Check each line of the records below and collect those that include the word "кресло".
[MATERIAL PROVIDED — start]
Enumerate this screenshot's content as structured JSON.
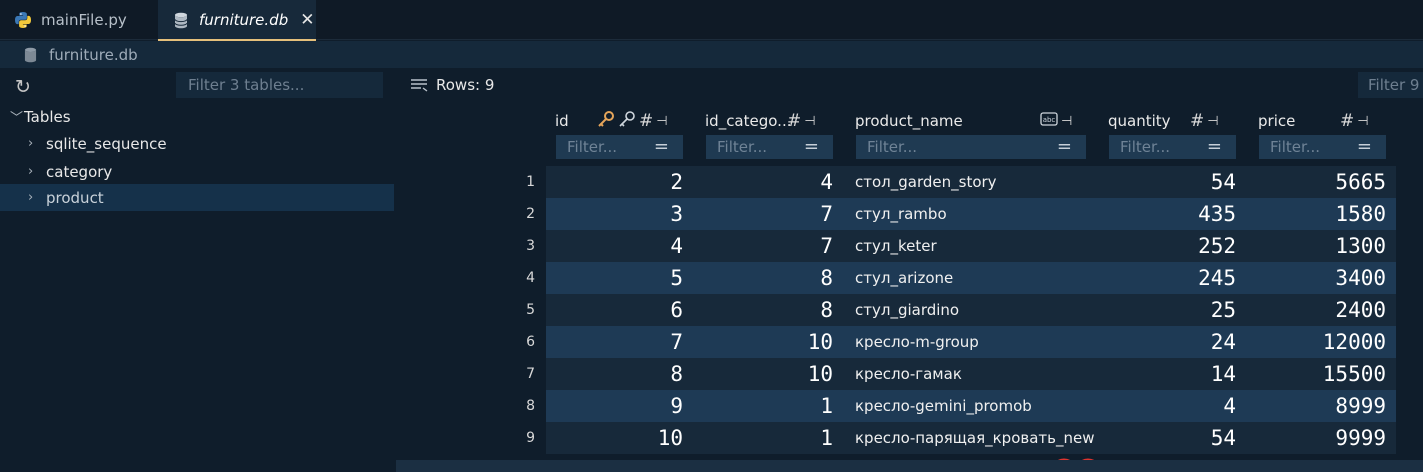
{
  "tabs": [
    {
      "label": "mainFile.py",
      "icon": "python-icon"
    },
    {
      "label": "furniture.db",
      "icon": "database-icon",
      "active": true
    }
  ],
  "breadcrumb": {
    "label": "furniture.db"
  },
  "sidebar": {
    "filter_placeholder": "Filter 3 tables...",
    "tree": {
      "root_label": "Tables",
      "items": [
        "sqlite_sequence",
        "category",
        "product"
      ],
      "selected": "product"
    }
  },
  "grid": {
    "rows_label": "Rows: 9",
    "filter_placeholder": "Filter 9",
    "column_filter_placeholder": "Filter...",
    "columns": [
      {
        "name": "id",
        "type": "number",
        "primary_key": true
      },
      {
        "name": "id_catego...",
        "type": "number"
      },
      {
        "name": "product_name",
        "type": "text"
      },
      {
        "name": "quantity",
        "type": "number"
      },
      {
        "name": "price",
        "type": "number"
      }
    ],
    "rows": [
      {
        "n": "1",
        "id": "2",
        "id_category": "4",
        "product_name": "стол_garden_story",
        "quantity": "54",
        "price": "5665"
      },
      {
        "n": "2",
        "id": "3",
        "id_category": "7",
        "product_name": "стул_rambo",
        "quantity": "435",
        "price": "1580"
      },
      {
        "n": "3",
        "id": "4",
        "id_category": "7",
        "product_name": "стул_keter",
        "quantity": "252",
        "price": "1300"
      },
      {
        "n": "4",
        "id": "5",
        "id_category": "8",
        "product_name": "стул_arizone",
        "quantity": "245",
        "price": "3400"
      },
      {
        "n": "5",
        "id": "6",
        "id_category": "8",
        "product_name": "стул_giardino",
        "quantity": "25",
        "price": "2400"
      },
      {
        "n": "6",
        "id": "7",
        "id_category": "10",
        "product_name": "кресло-m-group",
        "quantity": "24",
        "price": "12000"
      },
      {
        "n": "7",
        "id": "8",
        "id_category": "10",
        "product_name": "кресло-гамак",
        "quantity": "14",
        "price": "15500"
      },
      {
        "n": "8",
        "id": "9",
        "id_category": "1",
        "product_name": "кресло-gemini_promob",
        "quantity": "4",
        "price": "8999"
      },
      {
        "n": "9",
        "id": "10",
        "id_category": "1",
        "product_name": "кресло-парящая_кровать_new",
        "quantity": "54",
        "price": "9999"
      }
    ]
  },
  "colors": {
    "accent_tab_underline": "#e5c07b",
    "key_icon": "#e5a55a",
    "spell_underline": "#e0342f"
  }
}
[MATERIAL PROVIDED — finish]
> [REPLY]
        "product_name": "кресло-m-group",
        "product_name": "кресло-гамак",
        "product_name": "кресло-gemini_promob",
        "product_name": "кресло-парящая_кровать_new",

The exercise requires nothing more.